Saturday, April 18, 2009

Your collection will be invigilated.

I thought that after one term I knew most of the crucial Oxford terminology: Winter term is Hilary, spring is Trinity, Fall is Michaelmas. Magdalen college is pronounced “Mawdlen”, and I learned what “Desummoned” means here.

Then I got an email that completely baffled me “Please let me know if you need your collection invigilated”. Huh?

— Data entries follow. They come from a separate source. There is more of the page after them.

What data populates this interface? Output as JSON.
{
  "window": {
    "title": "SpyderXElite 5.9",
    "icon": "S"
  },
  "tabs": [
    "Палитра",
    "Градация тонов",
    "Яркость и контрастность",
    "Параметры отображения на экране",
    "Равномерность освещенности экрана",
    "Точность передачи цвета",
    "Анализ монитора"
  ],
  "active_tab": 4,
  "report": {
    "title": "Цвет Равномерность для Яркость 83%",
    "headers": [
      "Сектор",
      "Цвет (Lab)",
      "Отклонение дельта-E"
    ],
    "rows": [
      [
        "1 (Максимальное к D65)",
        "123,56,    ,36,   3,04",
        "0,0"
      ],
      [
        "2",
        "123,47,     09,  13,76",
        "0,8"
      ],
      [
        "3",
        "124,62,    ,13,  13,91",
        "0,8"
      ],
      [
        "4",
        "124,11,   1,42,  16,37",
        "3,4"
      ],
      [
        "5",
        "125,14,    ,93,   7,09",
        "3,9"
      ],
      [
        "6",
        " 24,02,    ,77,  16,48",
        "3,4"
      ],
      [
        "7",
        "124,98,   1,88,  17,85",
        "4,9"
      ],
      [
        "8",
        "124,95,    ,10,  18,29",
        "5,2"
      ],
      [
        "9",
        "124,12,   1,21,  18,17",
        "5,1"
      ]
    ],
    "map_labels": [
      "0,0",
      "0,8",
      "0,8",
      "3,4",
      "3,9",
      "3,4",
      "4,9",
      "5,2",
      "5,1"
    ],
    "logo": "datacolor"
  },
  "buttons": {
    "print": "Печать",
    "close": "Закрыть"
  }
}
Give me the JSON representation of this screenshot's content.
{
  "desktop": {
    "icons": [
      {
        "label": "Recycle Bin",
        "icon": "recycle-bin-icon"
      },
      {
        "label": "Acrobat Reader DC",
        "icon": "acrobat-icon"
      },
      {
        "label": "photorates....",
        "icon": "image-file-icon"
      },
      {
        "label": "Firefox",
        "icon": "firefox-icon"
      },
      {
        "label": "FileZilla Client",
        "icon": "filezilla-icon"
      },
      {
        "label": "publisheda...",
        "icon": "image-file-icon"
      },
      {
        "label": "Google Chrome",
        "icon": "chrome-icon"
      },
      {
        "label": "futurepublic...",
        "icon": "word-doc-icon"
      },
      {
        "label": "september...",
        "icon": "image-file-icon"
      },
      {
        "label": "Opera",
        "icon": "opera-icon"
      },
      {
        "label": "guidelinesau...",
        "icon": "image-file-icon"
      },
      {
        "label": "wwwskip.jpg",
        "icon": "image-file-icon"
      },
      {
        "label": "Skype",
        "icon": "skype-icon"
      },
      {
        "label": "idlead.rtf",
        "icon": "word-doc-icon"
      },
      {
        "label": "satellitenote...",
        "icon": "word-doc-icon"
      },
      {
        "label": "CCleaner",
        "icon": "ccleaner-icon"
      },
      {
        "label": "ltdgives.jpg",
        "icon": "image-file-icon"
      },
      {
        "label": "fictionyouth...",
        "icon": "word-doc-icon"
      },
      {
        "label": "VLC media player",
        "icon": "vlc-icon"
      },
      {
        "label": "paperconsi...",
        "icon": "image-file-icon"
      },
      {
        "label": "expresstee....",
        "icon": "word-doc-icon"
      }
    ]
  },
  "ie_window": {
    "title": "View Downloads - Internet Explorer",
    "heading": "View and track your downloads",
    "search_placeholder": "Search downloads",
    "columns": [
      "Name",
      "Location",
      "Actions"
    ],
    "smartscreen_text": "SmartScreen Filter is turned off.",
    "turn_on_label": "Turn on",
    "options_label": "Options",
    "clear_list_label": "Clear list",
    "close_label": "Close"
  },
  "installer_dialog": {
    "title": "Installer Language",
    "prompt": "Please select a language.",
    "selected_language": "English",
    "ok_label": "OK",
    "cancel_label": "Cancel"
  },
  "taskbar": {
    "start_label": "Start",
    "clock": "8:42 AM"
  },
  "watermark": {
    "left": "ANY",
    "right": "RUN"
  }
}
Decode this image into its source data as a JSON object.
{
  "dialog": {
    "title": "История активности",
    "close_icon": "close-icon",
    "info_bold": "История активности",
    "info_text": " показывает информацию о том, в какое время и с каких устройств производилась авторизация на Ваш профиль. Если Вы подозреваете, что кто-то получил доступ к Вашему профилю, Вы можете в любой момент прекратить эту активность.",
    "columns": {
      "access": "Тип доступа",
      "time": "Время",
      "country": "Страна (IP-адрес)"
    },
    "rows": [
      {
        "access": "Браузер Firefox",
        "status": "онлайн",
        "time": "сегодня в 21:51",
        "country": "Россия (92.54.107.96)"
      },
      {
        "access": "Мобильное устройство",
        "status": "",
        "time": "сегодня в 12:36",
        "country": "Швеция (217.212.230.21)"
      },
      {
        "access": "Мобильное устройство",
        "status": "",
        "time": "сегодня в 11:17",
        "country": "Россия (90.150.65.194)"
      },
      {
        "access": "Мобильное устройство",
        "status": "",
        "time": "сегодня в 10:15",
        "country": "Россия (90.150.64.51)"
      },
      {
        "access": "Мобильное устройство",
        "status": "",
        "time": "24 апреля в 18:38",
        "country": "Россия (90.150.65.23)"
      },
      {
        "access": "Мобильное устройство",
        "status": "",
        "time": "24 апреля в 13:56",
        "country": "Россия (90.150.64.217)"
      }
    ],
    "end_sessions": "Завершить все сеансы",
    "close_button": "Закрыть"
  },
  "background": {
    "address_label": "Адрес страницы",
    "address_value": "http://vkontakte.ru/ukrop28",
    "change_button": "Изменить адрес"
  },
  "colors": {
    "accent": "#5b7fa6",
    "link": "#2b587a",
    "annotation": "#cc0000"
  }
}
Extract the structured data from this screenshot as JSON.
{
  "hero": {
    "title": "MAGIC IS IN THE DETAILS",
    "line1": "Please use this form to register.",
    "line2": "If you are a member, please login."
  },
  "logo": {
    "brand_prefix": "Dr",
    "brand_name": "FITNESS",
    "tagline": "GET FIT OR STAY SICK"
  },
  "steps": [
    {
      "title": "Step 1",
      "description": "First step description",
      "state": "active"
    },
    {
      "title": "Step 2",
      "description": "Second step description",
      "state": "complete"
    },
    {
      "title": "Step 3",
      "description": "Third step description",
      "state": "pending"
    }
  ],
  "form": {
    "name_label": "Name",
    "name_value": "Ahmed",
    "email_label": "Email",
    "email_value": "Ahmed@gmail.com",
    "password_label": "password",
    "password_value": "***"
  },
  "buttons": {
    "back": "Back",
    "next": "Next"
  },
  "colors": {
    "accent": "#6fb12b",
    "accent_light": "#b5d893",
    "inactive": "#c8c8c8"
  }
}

Well, “Collection” is the Oxford word for the exams that occur at the beginning of Hilary and Trinity to make sure that the students are learning what they are supposed to be learning and that they are studying over the break (collections do not really count on the student’s final record). “Invigilate”: I confess, I did not know this word, but indeed it is even in Webster’s (OED also includes this word, but that is not evidence of anything, since OED seems to list every bit of babble anyone has ever uttered).
in•vig•i•late \in-ˈvi-jə-ˌlāt\ verb in•vig•i•lat•ed; in•vig•i•lat•ing
Latin invigilatus, past participle of invigilare to stay awake, be watchful, from in- + vigilare to stay awake. First usage 1553

intransitive verb: to keep watch ; especially British : to supervise students at an examination. transitive verb: supervise, monitor
So there you have it. I’m not sure if this is standard British usage or if it is Oxbridge specific. (Any non-Oxbridge Brits want to comment?). I have to assume that the American analog “Proctor” would sound like an unpleasant medical procedure?


Anonymous said...

Invigilating isn't just Oxbridge, it's used to refer to people overseeing exams in secondary schools (and I assume other universities) as well.

Saying 'proctor' at oxbridge might lead to confusion since that's what the 'university police'-type people are called. It might be especially confusing in Cambridge at least because here the proctors walk into exams and doff their hats to the invigilators occasionally.

Steve said...

Thanks for clarifying!